The EU rebuked Turkey over freedom of speech. In a tense Ankara press conference, officials said they were troubled by Turkey’s arrests of journalists, academics, and human rights defenders. Turkey is high on a list of countries that aspire to join the EU.

Donald Trump said a trade deal is possible. The US president told reporters in Florida that China “wants a deal” because of the tariff war that Trump instigated between the two countries, and that when he meets Chinese premier Xi Jinping at the G20 in Argentina next week, “if we can make a deal, we will.”

Obsession interlude

Turkey breeding.
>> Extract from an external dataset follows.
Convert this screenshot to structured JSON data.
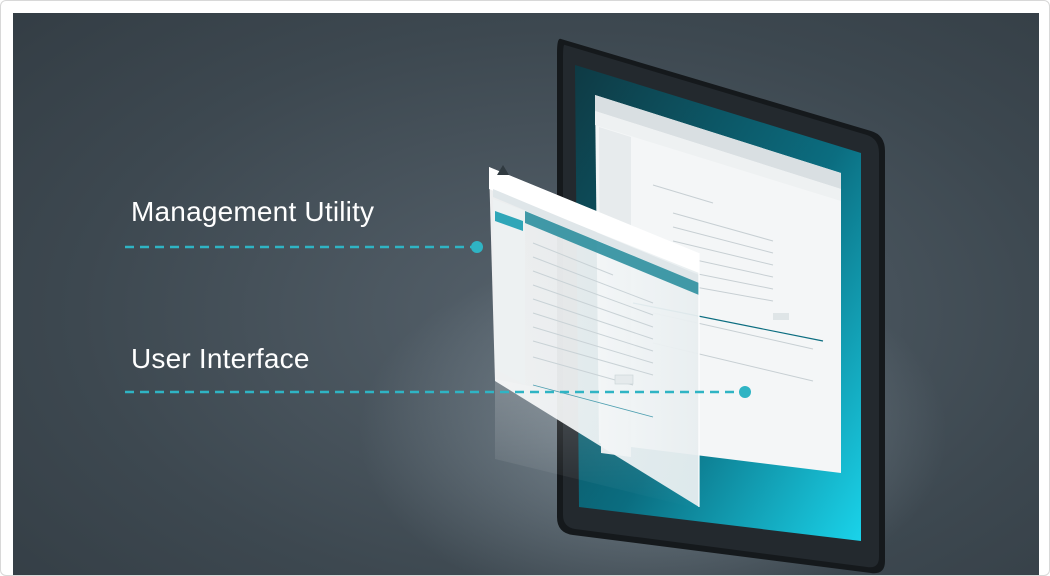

This week Donald Trump took part in one of the stranger US political traditions: issuing a pardon to a turkey ahead of the Thanksgiving holiday. Millions of others weren’t so lucky. There’s a complex and fascinating supply chain that makes that possible: Nearly every single turkey that Americans eat is the product of artificial insemination. Read more here with the Quartz Obsession.

Conversation starter

“Tech disruption is sweeping through all countries and all sectors, regardless of income or level of development. We need to be agile to harness the opportunity so tech accelerates our progress to #endpoverty.”

Kristalina Georgieva, CEO at the World Bank, on “Investment platforms vie to capture a share of global remittances.”

Surprising discoveries

The Leaning Tower of Pisa is leaning less. A group that monitors the monument says that a natural realignment has taken “two centuries” off the 800-year-old tower’s slant.

Alexandria Ocasio-Cortez’s shoes are fashion history. The congresswoman-elect’s worn-out campaign kicks will feature in the exhibition “Women Empowered: Fashions from the Frontline.”

Russians have become much happier. Healthy living is replacing alcohol (paywall) and curbing the country’s male suicide rate.

Amazon will deliver by fishing boat in India. The company is going to extraordinary lengths in its bid to dominate one of the world’s fastest-growing e-commerce markets.

Japan wants to pay people to leave Tokyo. The government is mulling a proposal that would give people 3 million yen ($27,000) if they find jobs elsewhere.

Our best wishes for a productive day. Please send any news, comments, historic shoes, and generous relocation packages to Join the next chapter of Quartz by downloading our new app and becoming a member. Today’s Daily Brief was written and edited by Cassie Werber and Jackie Bischof.